7. It is, however, contended on behalf of the respondent that the surrender is not a bona fide surrender and that it was really a device by the widow to share the property with her daughters. There is, in our opinion, nothing to show that it was such a device. At the time of the surrender the widow was about sixty-five years old. She was illiterate, and it is but natural that being of that age and unable to manage the lands, she might hand them over to the only two persons who were nearest to her. There is nothing whatever to show that in doing so she acted with any ulterior motive. In fact the plaintiff was adopted about eight years after the deed of surrender and the evidence shows that the widow made the adoption on being persuaded to do so by the plaintiff's natural father Gangaram who had a quarrel at that time with his brothers and cousins who had purchased the property from the widow in 1927. The adoption was presumably the result of this quarrel, and the fact that the widow herself has not been examined nor has she appeared as the next friend of the plaintiff in the present case and that Gangaram has appeared as the next friend would show that she has been simply made use of by Gangaram in fighting against his cousins.

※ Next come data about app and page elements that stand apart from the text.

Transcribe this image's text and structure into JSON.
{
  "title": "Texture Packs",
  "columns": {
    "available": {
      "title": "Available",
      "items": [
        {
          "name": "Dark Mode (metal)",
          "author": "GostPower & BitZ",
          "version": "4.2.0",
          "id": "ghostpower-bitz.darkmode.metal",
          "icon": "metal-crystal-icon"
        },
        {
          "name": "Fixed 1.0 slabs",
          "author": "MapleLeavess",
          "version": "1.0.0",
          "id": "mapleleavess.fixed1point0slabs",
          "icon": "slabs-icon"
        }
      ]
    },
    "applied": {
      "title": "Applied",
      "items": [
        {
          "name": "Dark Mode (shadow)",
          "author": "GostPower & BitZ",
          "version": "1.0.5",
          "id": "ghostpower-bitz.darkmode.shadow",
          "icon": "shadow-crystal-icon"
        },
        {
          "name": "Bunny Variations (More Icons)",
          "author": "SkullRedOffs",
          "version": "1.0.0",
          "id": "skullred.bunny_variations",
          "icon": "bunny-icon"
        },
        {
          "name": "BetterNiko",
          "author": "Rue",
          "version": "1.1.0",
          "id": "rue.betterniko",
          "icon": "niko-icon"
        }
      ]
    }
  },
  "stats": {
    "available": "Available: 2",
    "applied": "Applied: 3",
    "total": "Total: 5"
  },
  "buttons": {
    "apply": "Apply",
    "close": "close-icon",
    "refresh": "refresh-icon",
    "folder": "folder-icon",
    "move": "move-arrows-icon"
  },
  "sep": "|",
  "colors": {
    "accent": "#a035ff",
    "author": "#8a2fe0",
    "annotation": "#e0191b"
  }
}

There is therefore, in our opinion, no question of any mala fide motive on the part of Manjulabai at the time of passing the deed of surrender. For all these reasons we cannot accept the finding of the learned Judge that the surrender is bad, and we hold that it is a valid surrender by which the widow Manjulabai completely renounced her right as a Hindu widow in her husband's estate.
8. The learned Judge has rightly observed that if the deed of surrender is valid it would not be necessary to consider whether the sale-deed of 1927 was executed for legal necessity. By the surrender, Manjulabai completely renounced all her rights as a Hindu widow in' the property and her two daughters became its owners. The only persons who could have questioned the sale-deed were the reversioners and none else. The adopted son would have, in our opinion, no right to question it, because before the adoption the estate had completely passed to the reversioners. The general proposition that an adopted son, after a valid surrender on the part of the widow, has no right to any property in the adoptive family is established in PandiMang v. Ishwar : AIR1939Bom79 as well as in Yeshuianta v. Antu I.L.R. (1934) 58 Bom. 521 and Rama Nona v. Dhondi Murari (supra). That being so, the plaintiff is not entitled to recover any of the suit properties.
9. The decree of the lower Court in the plaintiff's favour is therefore reversed and the suit is dismissed with costs throughout.